OECD Public Governance Reviews
- 2219-0414 (online)
- 2219-0406 (print)
This series includes international studies and country-specific reviews of government efforts to make the public sector more efficient, effective, innovative and responsive to citizens’ needs and expectations. Publications in this series look at topics such as open government, preventing corruption and promoting integrity in the public service, risk management, illicit trade, audit institutions, and civil service reform. Country-specific reviews assess a public administration’s ability to achieve government objectives and preparedness to address current and future challenges. In analysing how a country's public administration works, reviews focus on cross-departmental co-operation, the relationships between levels of government and with citizens and businesses, innovation and quality of public services, and the impact of information technology on the work of government and its interaction with businesses and citizens.
OECD Integrity Review of Tunisia
The Public Sector Framework
- 25 June 2013
- 9789264194175 (PDF) ;9789264194168(print)

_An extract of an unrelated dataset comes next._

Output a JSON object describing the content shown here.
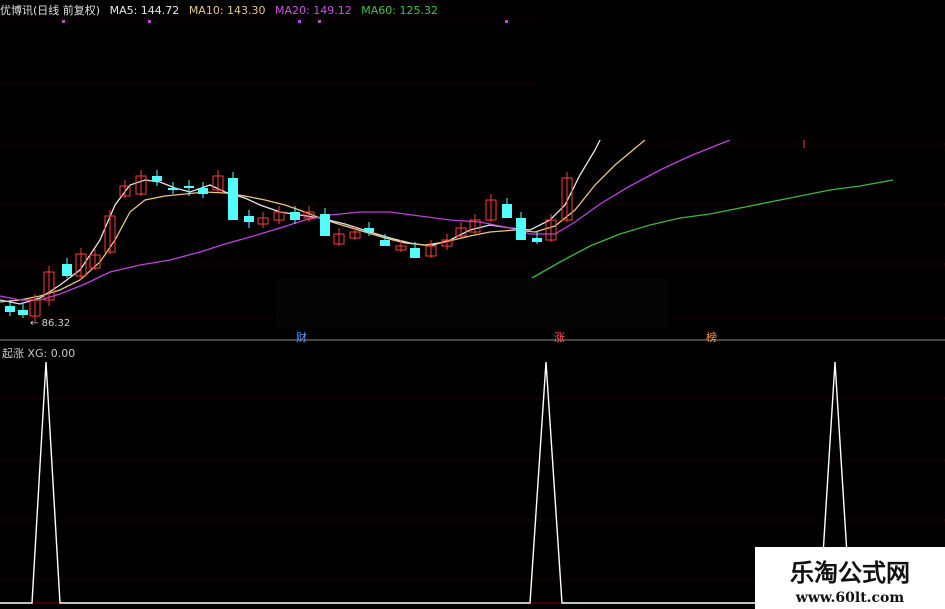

This report assesses the integrity framework of the public sector in Tunisia to shed light on the measures that should be put in place. This assessment is based on the 1998 OECD Recommendation on Improving Ethical Conduct in the Public Service and the 2008 OECD Recommendation on Enhancing Integrity in Public Procurement. This report also includes Middle Eastern and North African countries case studies on the implementation of policies promoting integrity. The proposals for action stemming from this first assessment provide a roadmap for the Tunisian authorities in order to reinforce the integrity framework of the public sector. They include, among others, carrying out detailed diagnoses of the weaknesses in the system to identify priority measures for reform. In addition, the authorities are advised to identify the priority measures according to the diagnoses developed in cooperation with the stakeholders. Particular emphasis has been given to Public Procurement since this area is especially vulnerable to corruption.